The INCubator opened in 1988 in the former American Lava Co. (later 3M) factory on the North Shore. The 127,000 square foot structure was renovated with the aid of a $4 million Appalachian Regional Commission grant and support from the city of Chattanooga and Hamilton County governments. The INCubator, which is now operated by the Chattanooga Area Chamber of Commerce, opened with 10 clients 30 years ago and now houses 60 businesses — nearly half of whom are either women- and minority-headed businesses.
The tenants now housed in the INCubator range from high-tech 3-D printers and international energy efficiency consultants to cake mkers, graphic designers and financial planners.
The small businesses housed in the INCubator enjoy below-market rental rates through one- to three-year leases, and they are aided by limited back-office support and conference facilities. They also get a chance to interact and participate in programs with other small businesses in a variety of programs and seminars conducted at the building.
Over its life, the INCubator has "graduated" more than 500 businesses. An economic impact survey last year estimated that INCubator clients generated $17 million in revenues and investment over the previous year.
"A startup maven"
Like most of the tenants within the facility, Willis says she was always eager to start her own business.
When she graduated from the University of Tennessee at Chattanooga in 2011, Willis joined the Company Lab as an intern and started her own business, known as Natural Beautiful Me, which works to promote self confidence and empowerment in women. She hit on the business concept after playing paintball with friends and observing that the men seemed more willing to take chances and ultimately be successful.
The business began by selling messaged T-shirts but it has also hosted workshops, health expos and storytelling events. Her second brand, The Red Lipstick Experiment, launched in 2013.
Her own experience in business taught her that "sometimes the last thing you need is money, and the first thing you need is a good idea."
"I was hiding behind the fear that I didn't have enough money, but once I got started the resources showed up," she says.

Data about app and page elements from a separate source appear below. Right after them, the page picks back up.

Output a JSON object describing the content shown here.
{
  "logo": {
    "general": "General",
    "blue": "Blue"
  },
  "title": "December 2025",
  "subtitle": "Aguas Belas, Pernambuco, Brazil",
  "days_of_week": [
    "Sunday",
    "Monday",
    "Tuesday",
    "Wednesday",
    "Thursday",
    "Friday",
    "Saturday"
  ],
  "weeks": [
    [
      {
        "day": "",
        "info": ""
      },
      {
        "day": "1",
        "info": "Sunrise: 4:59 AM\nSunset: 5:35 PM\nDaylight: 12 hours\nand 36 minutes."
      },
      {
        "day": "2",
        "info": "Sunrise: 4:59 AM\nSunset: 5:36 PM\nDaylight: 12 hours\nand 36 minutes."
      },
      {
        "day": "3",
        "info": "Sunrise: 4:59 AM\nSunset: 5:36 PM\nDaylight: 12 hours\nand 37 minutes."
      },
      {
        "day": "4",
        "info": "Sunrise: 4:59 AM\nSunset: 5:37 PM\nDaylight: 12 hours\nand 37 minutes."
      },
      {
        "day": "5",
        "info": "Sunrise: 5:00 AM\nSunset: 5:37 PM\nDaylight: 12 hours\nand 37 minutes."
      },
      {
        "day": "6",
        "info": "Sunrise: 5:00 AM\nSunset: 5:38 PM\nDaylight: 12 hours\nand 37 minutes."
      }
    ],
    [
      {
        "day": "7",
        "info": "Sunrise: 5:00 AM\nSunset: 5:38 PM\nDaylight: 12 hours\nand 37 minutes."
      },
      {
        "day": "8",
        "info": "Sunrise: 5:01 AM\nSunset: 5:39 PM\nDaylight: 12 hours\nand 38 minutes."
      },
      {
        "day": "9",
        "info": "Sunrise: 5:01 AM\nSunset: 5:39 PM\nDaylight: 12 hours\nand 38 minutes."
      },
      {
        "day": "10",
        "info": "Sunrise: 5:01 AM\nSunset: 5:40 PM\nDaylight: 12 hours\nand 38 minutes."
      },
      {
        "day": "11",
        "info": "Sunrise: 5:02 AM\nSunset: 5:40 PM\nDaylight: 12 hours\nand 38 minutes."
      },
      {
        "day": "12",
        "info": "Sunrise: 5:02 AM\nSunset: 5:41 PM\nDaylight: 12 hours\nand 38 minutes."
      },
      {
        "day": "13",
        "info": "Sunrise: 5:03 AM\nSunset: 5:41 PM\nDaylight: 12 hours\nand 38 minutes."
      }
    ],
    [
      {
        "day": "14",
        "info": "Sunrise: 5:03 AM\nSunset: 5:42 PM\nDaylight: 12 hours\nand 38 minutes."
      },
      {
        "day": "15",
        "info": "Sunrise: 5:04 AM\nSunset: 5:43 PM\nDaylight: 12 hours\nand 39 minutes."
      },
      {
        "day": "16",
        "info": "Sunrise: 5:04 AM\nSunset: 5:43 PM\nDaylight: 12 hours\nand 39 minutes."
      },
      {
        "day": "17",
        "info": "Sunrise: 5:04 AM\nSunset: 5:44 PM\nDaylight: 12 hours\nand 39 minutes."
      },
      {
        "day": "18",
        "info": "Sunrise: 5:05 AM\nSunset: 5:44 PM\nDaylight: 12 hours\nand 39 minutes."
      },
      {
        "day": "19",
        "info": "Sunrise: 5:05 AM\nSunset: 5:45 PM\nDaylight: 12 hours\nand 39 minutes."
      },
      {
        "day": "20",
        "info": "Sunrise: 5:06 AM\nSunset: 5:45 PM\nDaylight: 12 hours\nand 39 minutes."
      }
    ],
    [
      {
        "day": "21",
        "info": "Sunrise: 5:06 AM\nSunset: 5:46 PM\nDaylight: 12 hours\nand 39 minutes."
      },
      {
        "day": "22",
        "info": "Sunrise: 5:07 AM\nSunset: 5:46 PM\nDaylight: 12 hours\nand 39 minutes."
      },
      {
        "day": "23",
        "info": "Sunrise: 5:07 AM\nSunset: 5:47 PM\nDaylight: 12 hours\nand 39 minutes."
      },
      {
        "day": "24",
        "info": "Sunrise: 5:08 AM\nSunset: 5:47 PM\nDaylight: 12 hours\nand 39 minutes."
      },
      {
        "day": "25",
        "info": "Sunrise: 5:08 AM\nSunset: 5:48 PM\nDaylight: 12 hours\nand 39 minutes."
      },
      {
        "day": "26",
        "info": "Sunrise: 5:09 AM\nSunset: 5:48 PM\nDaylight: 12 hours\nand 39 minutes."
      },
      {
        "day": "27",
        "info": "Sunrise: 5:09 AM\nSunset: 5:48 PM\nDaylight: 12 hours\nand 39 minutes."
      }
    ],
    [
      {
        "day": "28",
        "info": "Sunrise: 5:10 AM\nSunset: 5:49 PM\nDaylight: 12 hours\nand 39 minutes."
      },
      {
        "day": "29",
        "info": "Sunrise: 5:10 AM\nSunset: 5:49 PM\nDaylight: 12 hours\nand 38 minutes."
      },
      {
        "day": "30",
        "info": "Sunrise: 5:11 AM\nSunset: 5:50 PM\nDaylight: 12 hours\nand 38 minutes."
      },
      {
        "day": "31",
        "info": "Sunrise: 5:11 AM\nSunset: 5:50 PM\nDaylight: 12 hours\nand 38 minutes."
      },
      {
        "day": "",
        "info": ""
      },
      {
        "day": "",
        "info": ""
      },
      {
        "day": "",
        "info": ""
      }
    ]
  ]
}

As an intern, mentor and ultimately coach in the Accelerator program at Co.Lab, Willis nurtured entrepreneurs to take their ideas and start their businesses.

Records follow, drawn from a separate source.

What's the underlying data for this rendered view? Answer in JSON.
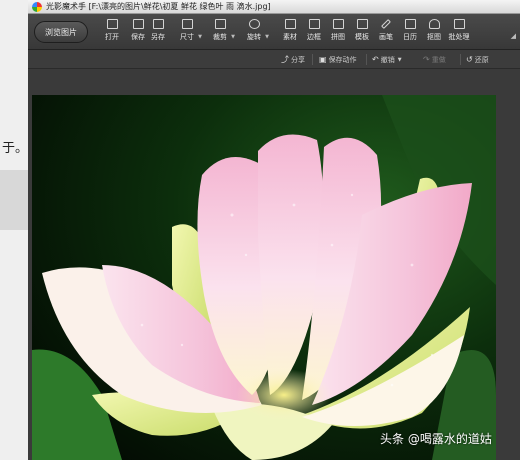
{
  "app": {
    "name": "光影魔术手",
    "file_path": "[F:\\漂亮的图片\\鲜花\\初夏 鲜花 绿色叶 雨 滴水.jpg]"
  },
  "background_doc": {
    "text": "于。"
  },
  "toolbar": {
    "browse_label": "浏览图片",
    "tools": [
      {
        "label": "打开",
        "icon": "folder-open-icon"
      },
      {
        "label": "保存",
        "icon": "save-icon"
      },
      {
        "label": "另存",
        "icon": "save-as-icon"
      },
      {
        "label": "尺寸",
        "icon": "resize-icon"
      },
      {
        "label": "裁剪",
        "icon": "crop-icon"
      },
      {
        "label": "旋转",
        "icon": "rotate-icon"
      },
      {
        "label": "素材",
        "icon": "material-icon"
      },
      {
        "label": "边框",
        "icon": "frame-icon"
      },
      {
        "label": "拼图",
        "icon": "collage-icon"
      },
      {
        "label": "模板",
        "icon": "template-icon"
      },
      {
        "label": "画笔",
        "icon": "brush-icon"
      },
      {
        "label": "日历",
        "icon": "calendar-icon"
      },
      {
        "label": "抠图",
        "icon": "cutout-icon"
      },
      {
        "label": "批处理",
        "icon": "batch-icon"
      }
    ],
    "more": "◢"
  },
  "actions": {
    "share": "分享",
    "save_action": "保存动作",
    "undo": "撤销",
    "redo": "重做",
    "restore": "还原"
  },
  "watermark": "头条 @喝露水的道姑",
  "colors": {
    "toolbar_bg": "#3f3f3f",
    "window_bg": "#3a3a3a"
  }
}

"Most of those I worked with an Co.Lab were still an idea on the back of a napkin, but the small businesses here in the INCubator are in a different season and I get the chance to work with businesses that have been up and running for a while and are looking for ways to grow their business," Willis says. "This is another challenge for us to move them up to the next level for them to be sustainable."
Felicia Jackson, a physical therapist assistant who started CPR Lifewrap in 2013, met Willis in a book club and Willis convinced her to join one of the LAUNCH classes at the CoLab two weeks later.
Willis aided Jackson through the LAUNCH class and then the Business Accelerator program at Co.Lab before she moved into the INCubator with aid from the Chattanooga Renaissance Fund.
"It's a great example of all the support and resources that are available here," Willis says.
Charles Wood, vice president of economic development for the Chattanooga Chamber , said Willis' experiences should help the incubator program to continue to grow and adapt as Chattanooga's growing small business scene expands.
"Her energy and enthusiasm will play a critical role in helping move the INCubator to the next level," Wood says.
Willis, a self-described "startup maven," says her own business has been more of a supplement than a primary source of income for her budding career, but she says it has been critical in helping support her and her daughter as many small businesses are for local families.
While many entrepreneurs dream of starting the next Amazon or Apple, many are simply trying to find a niche to help earn extra money for their families, Willis said.
"I believe in entrepreneurship and what it can do for a family," she says. "And in Chattanooga, as I found out, people are going to root for you whether you are the first swimmer out of the water or the last swimmer out like I was."
This story was updated March 13, 2018, at 8:36 p.m. to change CoStarters Class to LAUNCH class and to clarify that Willis had never seen her dad punch a time clock in her life.